Online poker sites, on the other hand, may not always offer the option to straddle. Some poker sites do allow it in certain game formats, while others may not support the functionality at all. For online players who want to experience a similar dynamic to a live poker game with straddles, it's essential to choose a poker site that permits this action.
The live poker experience often includes a more extensive range of player types and skill levels. Straddles can provide an opportunity for aggressive players to capitalize on their image and force tighter opponents to fold more frequently. However, it can also lead to increased variance, which may not suit all player types, particularly those with smaller bankrolls or a more conservative playing style.
In summary, straddling is a common practice in live poker games but is less prevalent in online poker. The availability of straddle bets on online poker sites varies based on the platform and game type. It's essential for players to understand the implications of straddling in both live and online games, as it can impact playing style, pot size, and overall game dynamics.

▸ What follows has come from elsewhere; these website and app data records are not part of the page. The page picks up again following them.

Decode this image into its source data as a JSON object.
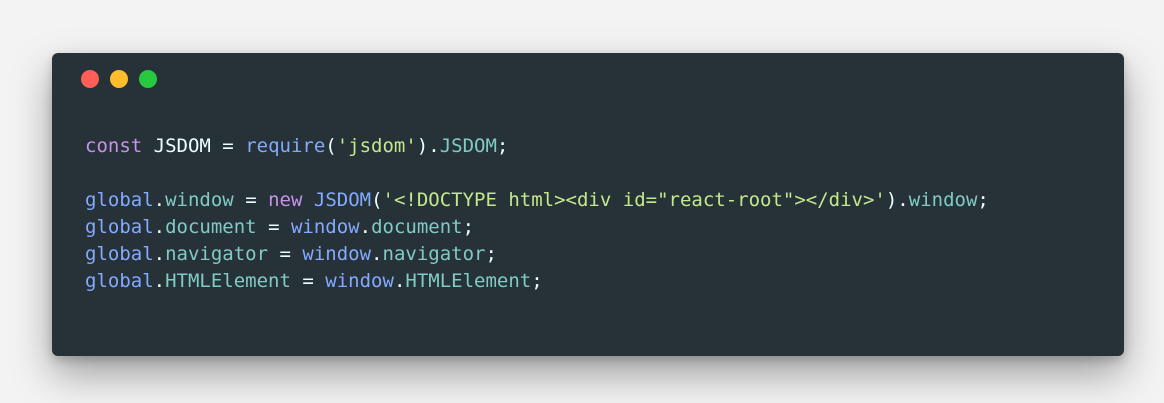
{
  "window": {
    "traffic_lights": [
      {
        "name": "close",
        "color": "#ff5f56"
      },
      {
        "name": "minimize",
        "color": "#ffbd2e"
      },
      {
        "name": "maximize",
        "color": "#27c93f"
      }
    ],
    "background": "#263238"
  },
  "code": {
    "lines": [
      [
        {
          "text": "const",
          "type": "keyword"
        },
        {
          "text": " JSDOM ",
          "type": "plain"
        },
        {
          "text": "=",
          "type": "op"
        },
        {
          "text": " ",
          "type": "plain"
        },
        {
          "text": "require",
          "type": "func"
        },
        {
          "text": "(",
          "type": "punct"
        },
        {
          "text": "'jsdom'",
          "type": "string"
        },
        {
          "text": ").",
          "type": "punct"
        },
        {
          "text": "JSDOM",
          "type": "prop"
        },
        {
          "text": ";",
          "type": "punct"
        }
      ],
      [],
      [
        {
          "text": "global",
          "type": "global"
        },
        {
          "text": ".",
          "type": "punct"
        },
        {
          "text": "window",
          "type": "prop"
        },
        {
          "text": " ",
          "type": "plain"
        },
        {
          "text": "=",
          "type": "op"
        },
        {
          "text": " ",
          "type": "plain"
        },
        {
          "text": "new",
          "type": "keyword"
        },
        {
          "text": " ",
          "type": "plain"
        },
        {
          "text": "JSDOM",
          "type": "func"
        },
        {
          "text": "(",
          "type": "punct"
        },
        {
          "text": "'<!DOCTYPE html><div id=\"react-root\"></div>'",
          "type": "string"
        },
        {
          "text": ").",
          "type": "punct"
        },
        {
          "text": "window",
          "type": "prop"
        },
        {
          "text": ";",
          "type": "punct"
        }
      ],
      [
        {
          "text": "global",
          "type": "global"
        },
        {
          "text": ".",
          "type": "punct"
        },
        {
          "text": "document",
          "type": "prop"
        },
        {
          "text": " ",
          "type": "plain"
        },
        {
          "text": "=",
          "type": "op"
        },
        {
          "text": " ",
          "type": "plain"
        },
        {
          "text": "window",
          "type": "global"
        },
        {
          "text": ".",
          "type": "punct"
        },
        {
          "text": "document",
          "type": "prop"
        },
        {
          "text": ";",
          "type": "punct"
        }
      ],
      [
        {
          "text": "global",
          "type": "global"
        },
        {
          "text": ".",
          "type": "punct"
        },
        {
          "text": "navigator",
          "type": "prop"
        },
        {
          "text": " ",
          "type": "plain"
        },
        {
          "text": "=",
          "type": "op"
        },
        {
          "text": " ",
          "type": "plain"
        },
        {
          "text": "window",
          "type": "global"
        },
        {
          "text": ".",
          "type": "punct"
        },
        {
          "text": "navigator",
          "type": "prop"
        },
        {
          "text": ";",
          "type": "punct"
        }
      ],
      [
        {
          "text": "global",
          "type": "global"
        },
        {
          "text": ".",
          "type": "punct"
        },
        {
          "text": "HTMLElement",
          "type": "prop"
        },
        {
          "text": " ",
          "type": "plain"
        },
        {
          "text": "=",
          "type": "op"
        },
        {
          "text": " ",
          "type": "plain"
        },
        {
          "text": "window",
          "type": "global"
        },
        {
          "text": ".",
          "type": "punct"
        },
        {
          "text": "HTMLElement",
          "type": "prop"
        },
        {
          "text": ";",
          "type": "punct"
        }
      ]
    ]
  }
}
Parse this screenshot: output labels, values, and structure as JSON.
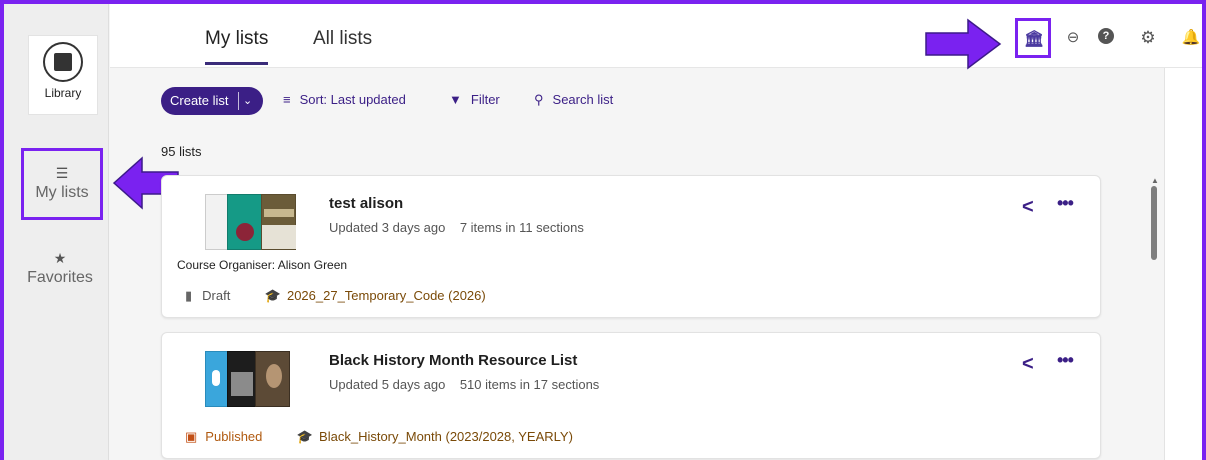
{
  "left_rail": {
    "logo": {
      "text": "Library"
    },
    "items": [
      {
        "label": "My lists",
        "icon": "list-icon"
      },
      {
        "label": "Favorites",
        "icon": "star-icon"
      }
    ]
  },
  "tabs": [
    {
      "label": "My lists",
      "active": true
    },
    {
      "label": "All lists",
      "active": false
    }
  ],
  "header_icons": [
    "institution-icon",
    "link-icon",
    "help-icon",
    "settings-icon",
    "notifications-icon"
  ],
  "toolbar": {
    "create_label": "Create list",
    "sort_label": "Sort: Last updated",
    "filter_label": "Filter",
    "search_label": "Search list"
  },
  "lists_count": "95 lists",
  "cards": [
    {
      "title": "test alison",
      "updated": "Updated 3 days ago",
      "items": "7 items in 11 sections",
      "organiser": "Course Organiser: Alison Green",
      "status": "Draft",
      "course": "2026_27_Temporary_Code (2026)"
    },
    {
      "title": "Black History Month Resource List",
      "updated": "Updated 5 days ago",
      "items": "510 items in 17 sections",
      "status": "Published",
      "course": "Black_History_Month (2023/2028, YEARLY)"
    }
  ],
  "colors": {
    "annotation": "#7a22f0",
    "primary": "#3b1f86",
    "course_brown": "#7a4a08",
    "published_orange": "#c24f15"
  }
}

Frequently Asked Questions
How does a poker straddle work?
A poker straddle is essentially a type of voluntary blind bet made by the player sitting to the left of the big blind, typically in a Texas Hold'em game. The straddle amount is usually double the big blind and acts as a raise, forcing other players to at least match the straddle amount if they want to continue in the hand. When a straddle is live, it works similarly to the big blind, and the player placing the straddle gets the last action during the pre-flop betting round 1.
What are the different types of straddles?
There are a few types of straddles in poker, including the standard “under-the-gun” straddle (UTG), Mississippi straddle, button straddle, and sleeper straddle. The UTG straddle is the most common one, placed by the player to the left of the big blind. The Mississippi straddle is initiated from any position, typically the button or the cutoff. Button straddles are placed by the dealer and sometimes allowed in certain cash games. Sleeper straddles, on the other hand, are initiated by a player in middle or late position and are not always recognized in every game.
What is the minimum raise following a straddle?
The minimum raise following a straddle is generally the same as the straddle amount. For example, if the blinds are $1/$2 and the straddle is $4, the minimum raise would be another $4, making the total bet $8 2.
How do poker positions affect straddling?
Poker positions play a significant role in straddling. A player's position at the table can determine when and if they can place a straddle. The standard UTG straddle is placed by the player to the left of the big blind, which is also the weakest position at the table. Other types of straddles, like Mississippi and sleeper straddles, can be placed by players in later positions, potentially giving them better chances to capitalize on their position. However, straddle rules and positions vary across different poker rooms and games.
What is the purpose of a straddle in poker?
The purpose of a straddle in poker is to create additional action and increase the size of the pot. By placing a straddle, the player essentially puts in an additional blind bet, forcing other players to either call, raise, or fold. This leads to larger pots and more aggressive play. It can also be a strategic move for experienced players, as it allows them to assert dominance and potentially capitalize on weaker players.
How do straddle rules vary across casino games?
Straddle rules can vary depending on the specific poker game, the venue, and the specific house rules enforced by the casino or poker room. Some poker rooms may only allow standard UTG straddles, while others might permit multiple straddle types or even disallow straddles altogether. It is essential for players to familiarize themselves with the rules and regulations of the poker room they are playing in to ensure they adhere to the proper straddle guidelines.